Franks’ portrait of Lucian Freud
10 August, 2017 — By John Gulliver
Henry Goodman portraying Lucian Freud
AS the mourners filed out of St Bride’s Church off Fleet Street, following the memorial service for David Astor, I spotted a lone figure – a small man in a shabby raincoat.
Walking beside him and eager to strike up a conversation, I asked the drollest of questions: “And what do you do?”
“I’m a painter,” he said, almost dismissively.
I don’t know why but I assumed, foolishly, that he meant a house painter. I was clearly having a bad day.
But before I could roll on the conversation the coaches were filling up for a reception at the Reform Club and he disappeared in the crowd.
Later, I learned he was the great – and very fashionable – painter Lucian Freud.
Was he playing tricks with me?
I thought about our chance meeting after being blown away by a magnificent tour-de-force by Henry Goodman of a portrayal of Lucian Freud in a one-hander at the Peter Ustinov theatre in Bath on Saturday.
Lucian Freud and, right, Alan Franks
Almost absurdly, there’s a strange physical likeness about all three participants in this drama – the playwright Alan Franks looks like Lucian Freud as does Henry Goodman.
Here I should declare a bit of an interest in the production in that I have known Alan Franks years before he became a columnist on The Times when he was a fledgling reporter on a west London local weekly, and he and I found ourselves on picket lines during strikes called by the National Union of Journalists.

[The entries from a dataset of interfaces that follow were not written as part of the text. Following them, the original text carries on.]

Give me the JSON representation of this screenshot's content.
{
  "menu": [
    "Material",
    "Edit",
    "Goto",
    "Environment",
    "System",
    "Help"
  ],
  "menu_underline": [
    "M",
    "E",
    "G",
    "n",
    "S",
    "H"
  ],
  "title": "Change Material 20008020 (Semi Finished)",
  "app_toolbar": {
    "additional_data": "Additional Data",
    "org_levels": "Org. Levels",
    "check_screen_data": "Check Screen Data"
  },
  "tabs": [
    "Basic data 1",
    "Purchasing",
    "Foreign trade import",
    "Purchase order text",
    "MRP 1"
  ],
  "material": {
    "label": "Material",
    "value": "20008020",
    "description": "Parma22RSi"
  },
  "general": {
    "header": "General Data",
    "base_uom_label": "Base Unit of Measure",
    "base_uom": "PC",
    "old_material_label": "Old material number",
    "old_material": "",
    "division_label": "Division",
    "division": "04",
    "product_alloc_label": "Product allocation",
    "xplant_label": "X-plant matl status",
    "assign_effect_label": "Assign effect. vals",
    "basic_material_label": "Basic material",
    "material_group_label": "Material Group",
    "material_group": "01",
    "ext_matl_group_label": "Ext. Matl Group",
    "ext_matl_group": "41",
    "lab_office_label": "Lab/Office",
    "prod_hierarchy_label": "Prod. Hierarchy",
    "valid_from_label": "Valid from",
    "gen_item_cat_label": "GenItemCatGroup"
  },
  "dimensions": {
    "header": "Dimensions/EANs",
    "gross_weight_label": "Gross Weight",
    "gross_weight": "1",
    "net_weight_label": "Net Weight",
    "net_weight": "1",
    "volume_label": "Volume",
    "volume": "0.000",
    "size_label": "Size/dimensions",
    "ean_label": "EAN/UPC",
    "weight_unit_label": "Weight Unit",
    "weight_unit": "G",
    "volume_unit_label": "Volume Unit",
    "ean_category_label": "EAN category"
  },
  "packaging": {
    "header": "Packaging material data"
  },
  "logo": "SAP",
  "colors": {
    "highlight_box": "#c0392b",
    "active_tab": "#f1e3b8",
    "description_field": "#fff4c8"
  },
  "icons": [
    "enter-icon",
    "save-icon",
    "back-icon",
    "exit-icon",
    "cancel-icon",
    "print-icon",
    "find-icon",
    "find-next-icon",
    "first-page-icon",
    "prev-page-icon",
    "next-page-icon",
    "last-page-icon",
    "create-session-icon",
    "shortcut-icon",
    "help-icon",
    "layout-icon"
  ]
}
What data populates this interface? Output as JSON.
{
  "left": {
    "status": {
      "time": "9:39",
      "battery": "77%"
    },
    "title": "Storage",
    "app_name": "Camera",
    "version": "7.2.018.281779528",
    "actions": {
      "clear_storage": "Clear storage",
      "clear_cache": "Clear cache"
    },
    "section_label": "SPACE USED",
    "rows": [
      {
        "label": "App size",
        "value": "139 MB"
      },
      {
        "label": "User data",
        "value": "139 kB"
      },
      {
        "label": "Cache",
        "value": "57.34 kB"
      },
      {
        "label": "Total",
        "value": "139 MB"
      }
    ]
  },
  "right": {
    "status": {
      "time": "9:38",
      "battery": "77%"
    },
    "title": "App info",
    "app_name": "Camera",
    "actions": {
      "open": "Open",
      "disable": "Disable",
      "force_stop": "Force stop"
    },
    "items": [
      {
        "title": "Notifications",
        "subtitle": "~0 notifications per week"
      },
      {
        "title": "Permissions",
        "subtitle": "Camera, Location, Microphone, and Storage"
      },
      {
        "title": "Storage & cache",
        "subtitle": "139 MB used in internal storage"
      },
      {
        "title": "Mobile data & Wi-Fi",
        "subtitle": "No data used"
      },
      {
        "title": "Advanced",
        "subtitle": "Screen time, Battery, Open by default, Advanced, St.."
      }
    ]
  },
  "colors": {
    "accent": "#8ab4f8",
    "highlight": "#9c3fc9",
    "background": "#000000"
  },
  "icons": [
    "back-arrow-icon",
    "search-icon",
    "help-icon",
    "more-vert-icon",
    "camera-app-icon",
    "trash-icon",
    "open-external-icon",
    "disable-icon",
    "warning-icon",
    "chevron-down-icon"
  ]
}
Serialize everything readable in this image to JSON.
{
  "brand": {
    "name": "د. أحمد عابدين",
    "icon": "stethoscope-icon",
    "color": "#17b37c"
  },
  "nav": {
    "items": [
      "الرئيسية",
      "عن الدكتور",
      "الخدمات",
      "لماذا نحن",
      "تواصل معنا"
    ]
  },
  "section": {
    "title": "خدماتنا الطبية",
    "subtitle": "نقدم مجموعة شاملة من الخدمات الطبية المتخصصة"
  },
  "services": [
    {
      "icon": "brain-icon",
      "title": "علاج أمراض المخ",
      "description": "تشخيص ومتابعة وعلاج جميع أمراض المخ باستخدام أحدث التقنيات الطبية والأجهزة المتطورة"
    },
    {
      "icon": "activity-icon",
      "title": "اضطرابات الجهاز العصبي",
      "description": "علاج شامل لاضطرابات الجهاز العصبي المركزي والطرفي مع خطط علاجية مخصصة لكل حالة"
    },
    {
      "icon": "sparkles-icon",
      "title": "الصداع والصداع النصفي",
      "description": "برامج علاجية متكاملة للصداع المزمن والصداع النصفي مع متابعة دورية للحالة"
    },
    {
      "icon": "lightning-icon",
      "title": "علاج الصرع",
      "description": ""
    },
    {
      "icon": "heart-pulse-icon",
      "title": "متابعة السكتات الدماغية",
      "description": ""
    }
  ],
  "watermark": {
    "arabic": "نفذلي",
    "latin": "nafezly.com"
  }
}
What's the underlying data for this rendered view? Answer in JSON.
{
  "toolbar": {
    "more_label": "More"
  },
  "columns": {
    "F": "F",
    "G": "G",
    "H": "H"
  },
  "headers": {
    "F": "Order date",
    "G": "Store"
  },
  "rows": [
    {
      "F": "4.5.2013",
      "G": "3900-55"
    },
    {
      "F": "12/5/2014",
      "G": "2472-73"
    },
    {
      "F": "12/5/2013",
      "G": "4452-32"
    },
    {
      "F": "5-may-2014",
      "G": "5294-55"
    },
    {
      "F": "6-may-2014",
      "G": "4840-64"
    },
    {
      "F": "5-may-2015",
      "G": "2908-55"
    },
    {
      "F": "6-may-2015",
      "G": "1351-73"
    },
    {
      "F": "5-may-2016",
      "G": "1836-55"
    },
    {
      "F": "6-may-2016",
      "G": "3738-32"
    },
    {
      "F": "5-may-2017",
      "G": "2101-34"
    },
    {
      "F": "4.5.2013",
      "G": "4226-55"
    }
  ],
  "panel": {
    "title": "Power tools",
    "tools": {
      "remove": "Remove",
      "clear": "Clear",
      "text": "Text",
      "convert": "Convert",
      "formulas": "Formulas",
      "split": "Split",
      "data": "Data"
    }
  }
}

So, I suppose that was what drew me to Bath on Saturday as well as a developing fascination with the art of portrait are following a masterclass at the Hampstead School of Art by Valerie Wiffen.
What drew Alan Franks to write this little masterpiece?
He told me he used to see Lucian Freud quite a lot in the streets of Notting Hill though he never talked to him as a local reporter, and was fascinated – who wasn’t? – by his mercurial lifestyle, his numerous women, his numerous children, 14, and his on-off friendship with Francis Bacon and his enduring friendship with Frank Auerbach. But he waited until Freud had died and friends were more ready to talk about him.
‘Big Sue’ – Freud’s Benefits Supervisor Sleeping
Both Frank Auerbach and Francis Bacon drop in and out of Henry Goodman’s monologue as well as reminiscences about some of his “women”, and then there are memories of the famous time the Queen sat for him –
“We are each other’s subject” he quipped – and, of course, the painting of the benefits supervisor, “Big Sue” which sold for £35million, even faint snapshots of Hitler, whom he met as a child, and of his famous grandfather.
Alan Franks – who has had several hits on the stage, perhaps the biggest with Prunella Scales in Mother Tongue – revealed the tricks of his trade. He said it was a bit like writing a feature article, and he wrote 12-13,000 words of the play in a few days. Sounds easy. But he didn’t set out to do a documentary and, like a portraitist, there was a lot of the whimsical and sharply observant Alan Franks in his portrayal of Lucian Freud.
Goodman scaled heights – funny, sharply switching moods to a raised voice of annoyance when necessary, rolling his eyes, and conversing with his sitter whom you never see, a beautiful part, in its own way for a woman! There was a lovely moment when while talking about “Big Sue” he compared her cascading flesh to the undulating folds of a bedspread which he smoothed as he sat on a bed.
Henry Goodman doesn’t play the part by accident: Alan Franks had him in mind the moment he conceived the idea. And when he read a feature on him in The Stage magazine he looked up the printed details about his agent and Henry Goodman was bagged. But how could Henry Goodman turn down such a luscious part?
It’s a wonderful vehicle for his great talents.
The play, Looking At Lucian, runs for 85 minutes, every moment gripping, until September 2 at the Theatre Royal, Bath. And I hope it gets a run in London – at the Arts Theatre or Royal Court perhaps?